Many architectural offices also have the reputation of over-working people, and OMA is probably the most notorious. Rem would call up his staff in the middle of the night asking for design updates, just because he was bored in the hotel room in a different time zone. It’s so hard to get him for meetings that the teams had to rent a conference room at the airport and meet him there. But there was no guarantee that he would show up. For the times he did come, he might cut you off in the middle of the sentence and said, “How can you be so fucking stupid? I have a plane to catch.” I remember when I visited the OMA Rotterdam office, people got so nervous when someone said “Jesus is coming!” It reminded me of the scene in The Devil Wears Prada when Meryl Streep walks in the office. Well, Rem wears Prada as well.
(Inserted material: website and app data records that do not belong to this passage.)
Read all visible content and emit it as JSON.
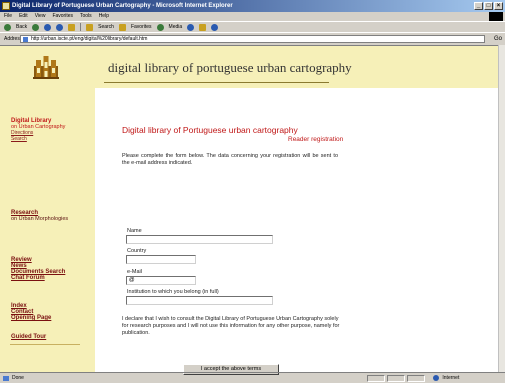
{
  "window": {
    "title": "Digital Library of Portuguese Urban Cartography - Microsoft Internet Explorer"
  },
  "menu": [
    "File",
    "Edit",
    "View",
    "Favorites",
    "Tools",
    "Help"
  ],
  "toolbar": {
    "back": "Back",
    "search": "Search",
    "favorites": "Favorites",
    "media": "Media"
  },
  "address": {
    "label": "Address",
    "url": "http://urban.iscte.pt/eng/digital%20library/default.htm",
    "go": "Go"
  },
  "header": {
    "title": "digital library of portuguese urban cartography"
  },
  "sidebar": {
    "dl_title": "Digital Library",
    "dl_subtitle": "on Urban Cartography",
    "dl_links": [
      "Directions",
      "Search"
    ],
    "research_title": "Research",
    "research_subtitle": "on Urban Morphologies",
    "links": [
      "Review",
      "News",
      "Documents Search",
      "Chat Forum"
    ],
    "links2": [
      "Index",
      "Contact",
      "Opening Page"
    ],
    "guided_tour": "Guided Tour"
  },
  "main": {
    "title": "Digital library of Portuguese urban cartography",
    "subtitle": "Reader registration",
    "intro": "Please complete the form below. The data concerning your registration will be sent to the e-mail address indicated.",
    "fields": {
      "name_label": "Name",
      "name_value": "",
      "country_label": "Country",
      "country_value": "",
      "email_label": "e-Mail",
      "email_value": "@",
      "institution_label": "Institution to which you belong (in full)",
      "institution_value": ""
    },
    "declaration": "I declare that I wish to consult the Digital Library of Portuguese Urban Cartography solely for research purposes and I will not use this information for any other purpose, namely for publication.",
    "accept_button": "I accept the above terms"
  },
  "status": {
    "text": "Done",
    "zone": "Internet"
  }
}
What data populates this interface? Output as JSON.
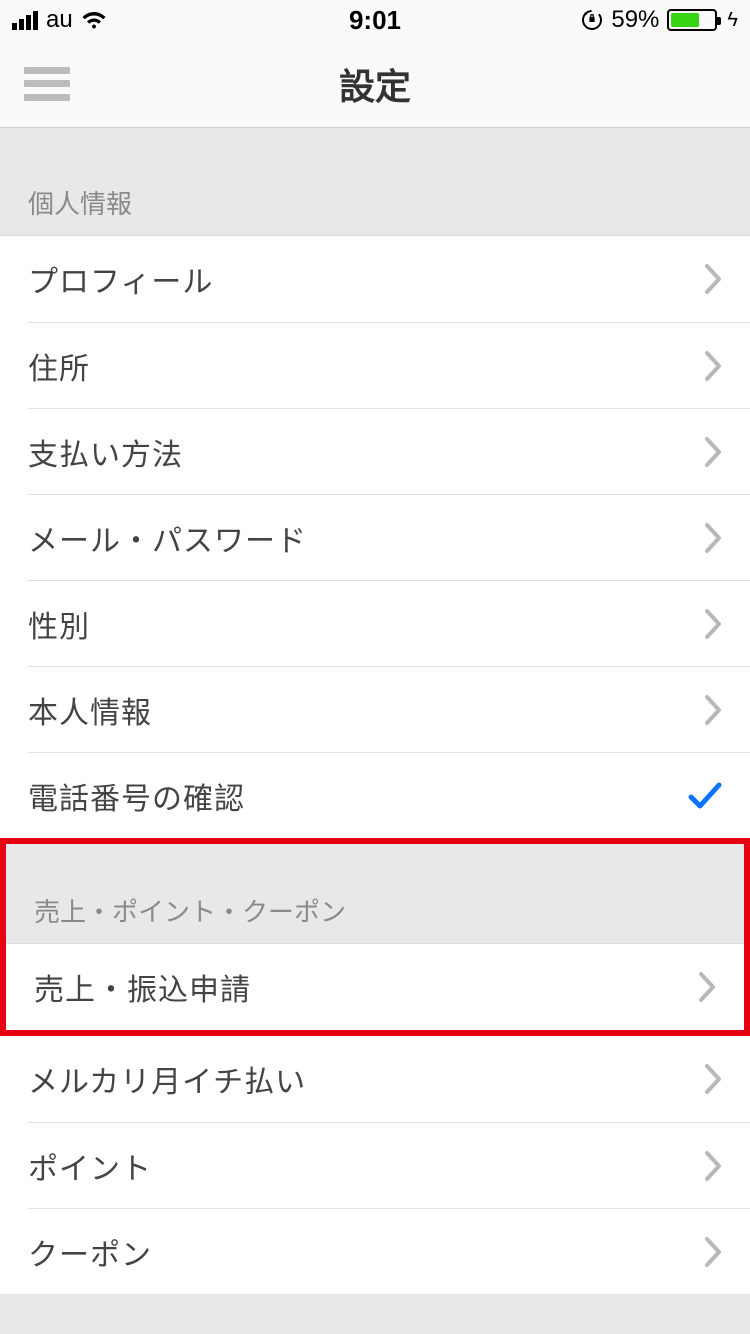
{
  "status": {
    "carrier": "au",
    "time": "9:01",
    "battery_pct": "59%",
    "battery_fill_pct": 59
  },
  "nav": {
    "title": "設定"
  },
  "sections": [
    {
      "header": "個人情報",
      "items": [
        {
          "label": "プロフィール",
          "accessory": "chevron"
        },
        {
          "label": "住所",
          "accessory": "chevron"
        },
        {
          "label": "支払い方法",
          "accessory": "chevron"
        },
        {
          "label": "メール・パスワード",
          "accessory": "chevron"
        },
        {
          "label": "性別",
          "accessory": "chevron"
        },
        {
          "label": "本人情報",
          "accessory": "chevron"
        },
        {
          "label": "電話番号の確認",
          "accessory": "check"
        }
      ]
    },
    {
      "header": "売上・ポイント・クーポン",
      "items": [
        {
          "label": "売上・振込申請",
          "accessory": "chevron",
          "highlighted": true
        },
        {
          "label": "メルカリ月イチ払い",
          "accessory": "chevron"
        },
        {
          "label": "ポイント",
          "accessory": "chevron"
        },
        {
          "label": "クーポン",
          "accessory": "chevron"
        }
      ]
    }
  ],
  "colors": {
    "highlight_border": "#e60012",
    "check_blue": "#0b74ff",
    "battery_green": "#37d315"
  }
}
I keep asking myself: does one really need to be either a psycho or an asshole to excel in creativity? Are those callous behaviors natural companions to fame and success? A friend said he did not mind arrogance as long as the person had real talent. Another friend said it was just a way for them to get things done. I guess if you look at it positively, you will find words like confident, passionate, decisive, persuasive, and efficient. Just that they have pushed it too hard that it appears as cocky, stubborn, controlling, manipulative, and cold-blooded.
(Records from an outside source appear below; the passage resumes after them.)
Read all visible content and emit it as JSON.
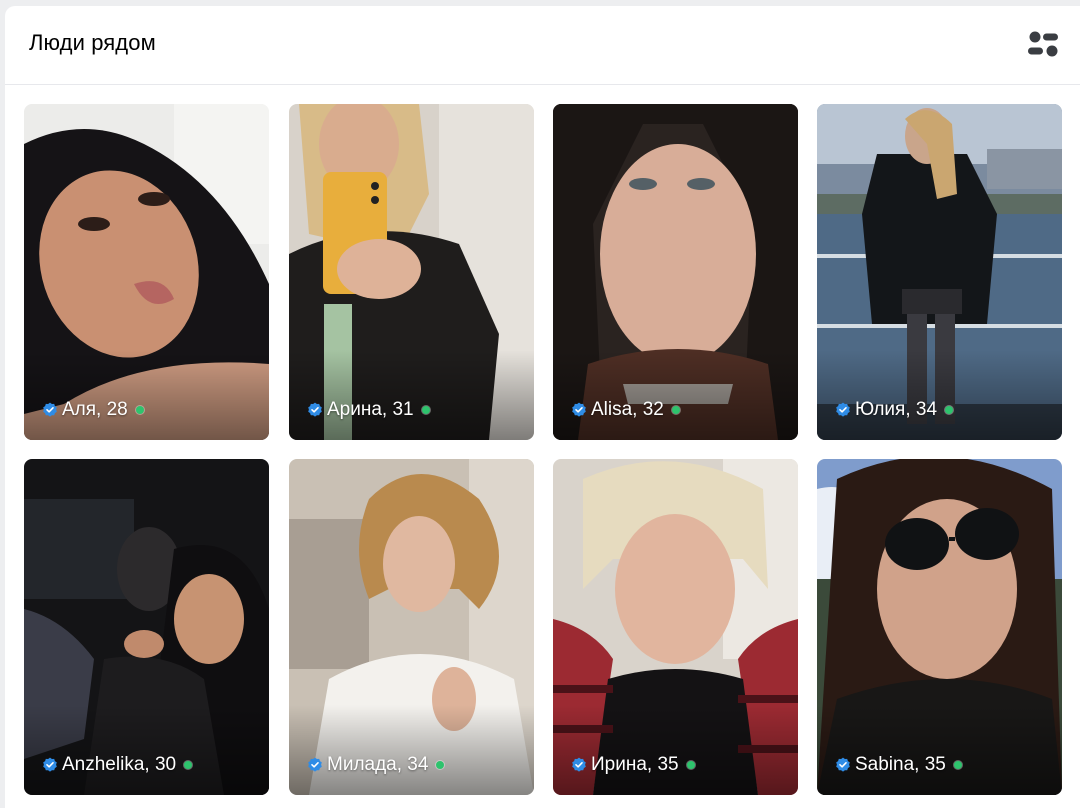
{
  "header": {
    "title": "Люди рядом",
    "filter_icon": "filter-toggle-icon"
  },
  "colors": {
    "online": "#2ec36d",
    "verified": "#2f8ce6"
  },
  "people": [
    {
      "caption": "Аля, 28",
      "verified": true,
      "online": true
    },
    {
      "caption": "Арина, 31",
      "verified": true,
      "online": true
    },
    {
      "caption": "Alisa, 32",
      "verified": true,
      "online": true
    },
    {
      "caption": "Юлия, 34",
      "verified": true,
      "online": true
    },
    {
      "caption": "Anzhelika, 30",
      "verified": true,
      "online": true
    },
    {
      "caption": "Милада, 34",
      "verified": true,
      "online": true
    },
    {
      "caption": "Ирина, 35",
      "verified": true,
      "online": true
    },
    {
      "caption": "Sabina, 35",
      "verified": true,
      "online": true
    }
  ]
}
I live in a modernist apartment building, reading the biographies on my iPad, and posting this text with a Mac. At the end, the asshole personalities of these stars are transcended by the brilliance they’ve left us. As said in the “Think Different” ad, “the people who are crazy enough to think they can change the world are the ones who do.”